Another important thing to note is that it’s not just the total amount of protein in a day that matters, but it’s also the protein timing. Several researches have found that consuming a minimum of 20 to 30 grams of protein at each meal promotes fullness and preserve muscle mass, better than smaller amounts of protein eaten throughout the day (Deutz & Wolfe, 2013).
What I Eat To Get My Protein Needs Met
Alright, that being said, this is how I meet my protein needs in a day!
Breakfast (50 g of protein)
- Allo Protein Powder In Coffee (10 g of Protein)
- Tofu Scramble + High Protein Bread (40 g of Protein)
- 1 package Allo Protein Powder For Hot Coffee
- 240 ml Coffee
- 16 Oz Extra Firm Tofu
- 1/2 Red Onion
- 1 Red Pepper Sliced
- 4 Cup Kale
- 1 Tsp Garlic Powder
- 1 Tsp Ground Cumin
- 0.5 Tsp Chili Powder
- 0.5 Tsp Turmeric
Pat tofu dry and roll in a clean, absorbent towel with something heavy on top, such as a cast-iron skillet, for 15 minutes.
While tofu is draining, prepare sauce by adding dry spices to a small bowl and adding enough water to make a pourable sauce. Set aside.
Prep veggies and warm a large skillet over medium heat. Once hot, add olive oil and the onion and red pepper. Season with a pinch each salt and pepper and stir. Cook until softened – about 5 minutes.
Add kale, season with a bit more salt and pepper, and cover to steam for 2 minutes.
In the meantime, crumble the tofu with a fork into bite-sized pieces.
Use a spatula to move the veggies to one side of the pan and add tofu. Sauté for 2 minutes, then add sauce, pouring it mostly over the tofu and a little over the veggies. Stir immediately, evenly distributing the sauce. Cook for another 5-7 minutes until tofu is slightly browned.
Serve with high protein bread and enjoy!
Snacks (12 grams of Protein)
- 1/2 Cup Roasted Chickpeas (6 g of Protein)
- 1/4 Cup of Pistachios + 1 Apple (6 g of Protein )
Lunch (27 g of protein)
Baked Chickpea Pasta
- 3-4 cups cherry tomatoes
- 1 red pepper sliced
- 8 oz chickpea pasta dried
- 1/2 cup sundried tomatoes
- 1 tbsp olive oil
- 4 cloves garlic peeled and minced
- 1/2 cup hummus
- 1 tsp dried basil
Preheat the oven to 400F, then in a large baking dish, add in your cherry tomatoes, garlic cloves, red pepper, sun-dried tomatoes and 1 tsp of olive oil and toss to combine.
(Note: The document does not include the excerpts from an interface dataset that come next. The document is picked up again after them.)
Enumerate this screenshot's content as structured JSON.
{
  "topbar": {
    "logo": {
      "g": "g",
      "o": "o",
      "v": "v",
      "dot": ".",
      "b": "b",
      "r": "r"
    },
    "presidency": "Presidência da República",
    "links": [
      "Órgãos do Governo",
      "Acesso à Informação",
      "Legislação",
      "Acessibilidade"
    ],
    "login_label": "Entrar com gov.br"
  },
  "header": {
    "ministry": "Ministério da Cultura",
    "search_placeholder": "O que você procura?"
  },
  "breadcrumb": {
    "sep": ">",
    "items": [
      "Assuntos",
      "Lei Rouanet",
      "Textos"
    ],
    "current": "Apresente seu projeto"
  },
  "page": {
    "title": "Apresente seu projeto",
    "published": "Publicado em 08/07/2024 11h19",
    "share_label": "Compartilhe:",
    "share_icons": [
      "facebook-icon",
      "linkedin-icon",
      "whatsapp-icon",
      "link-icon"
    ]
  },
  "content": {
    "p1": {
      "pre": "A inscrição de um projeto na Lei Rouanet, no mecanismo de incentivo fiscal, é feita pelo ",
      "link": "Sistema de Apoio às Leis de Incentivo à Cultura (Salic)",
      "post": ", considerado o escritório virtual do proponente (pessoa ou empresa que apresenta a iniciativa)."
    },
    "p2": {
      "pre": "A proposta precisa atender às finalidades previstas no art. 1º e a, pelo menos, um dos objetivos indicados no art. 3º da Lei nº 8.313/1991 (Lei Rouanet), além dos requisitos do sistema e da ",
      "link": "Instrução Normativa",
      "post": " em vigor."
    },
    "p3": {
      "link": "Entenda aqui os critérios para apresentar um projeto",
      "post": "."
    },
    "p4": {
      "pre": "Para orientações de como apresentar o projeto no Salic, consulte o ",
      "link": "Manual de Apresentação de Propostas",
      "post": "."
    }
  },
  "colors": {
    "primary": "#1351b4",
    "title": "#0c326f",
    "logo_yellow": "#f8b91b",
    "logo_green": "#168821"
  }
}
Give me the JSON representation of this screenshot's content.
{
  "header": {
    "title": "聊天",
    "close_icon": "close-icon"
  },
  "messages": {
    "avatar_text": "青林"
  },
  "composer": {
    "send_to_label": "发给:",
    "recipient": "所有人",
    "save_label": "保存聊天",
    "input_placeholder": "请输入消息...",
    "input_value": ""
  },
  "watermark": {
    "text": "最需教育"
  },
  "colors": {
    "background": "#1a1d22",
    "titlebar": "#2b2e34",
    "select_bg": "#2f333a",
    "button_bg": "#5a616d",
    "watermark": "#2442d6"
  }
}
Make a well in the center of your baking dish and add in your hummus. Top the hummus with the dry basil, oregano and the remaining olive oil, then place in the oven to bake for 30-40 minutes or until tomatoes are blistered and juicy.
Meanwhile, cook pasta according to package directions.
Once the veggies and hummus are cooked, carefully with a fork mash your tomatoes and garlic to fully release all of their juices, then mix into the hummus to get a thicker sauce. Mix in cooked pasta and enjoy.
Dinner (25 g of protein)
Tempeh Quinoa Stir Fry
- 1.5 cup Quinoa cooked
- 1/2 cup Balsamic Vinegar
- 1/4 cup Dijon Mustard
- 1/4 cup Veggie Broth
- 1 tbsp Garlic powder
- 1 tbsp Basil
- 18 oz Tempeh
- 1/2 Onion sliced
- 3 cups Broccoli Florets
- 1 cup Edamame
- 1/2 head Cauliflower chopped
Mix together the balsamic vinegar, Dijon mustard, vegetable broth, garlic and oregano in a bowl. Add the tempeh/tofu and marinate for at least 20 minutes.
Preheat oven to 350 F.
Add the prepared veggies to a baking sheet lined with parchment paper. Once the tempeh is done marinating, add it to the parchment-lined baking sheet as well. Add the extra marinade to the veggies.
Roast for about 24 to 26 minutes, turning the tempeh and stirring the vegetables halfway through. Top quinoa with roasted tempeh and veggies. Enjoy!
Calories: 398kcalCarbohydrates: 32gProtein: 35gFat: 16g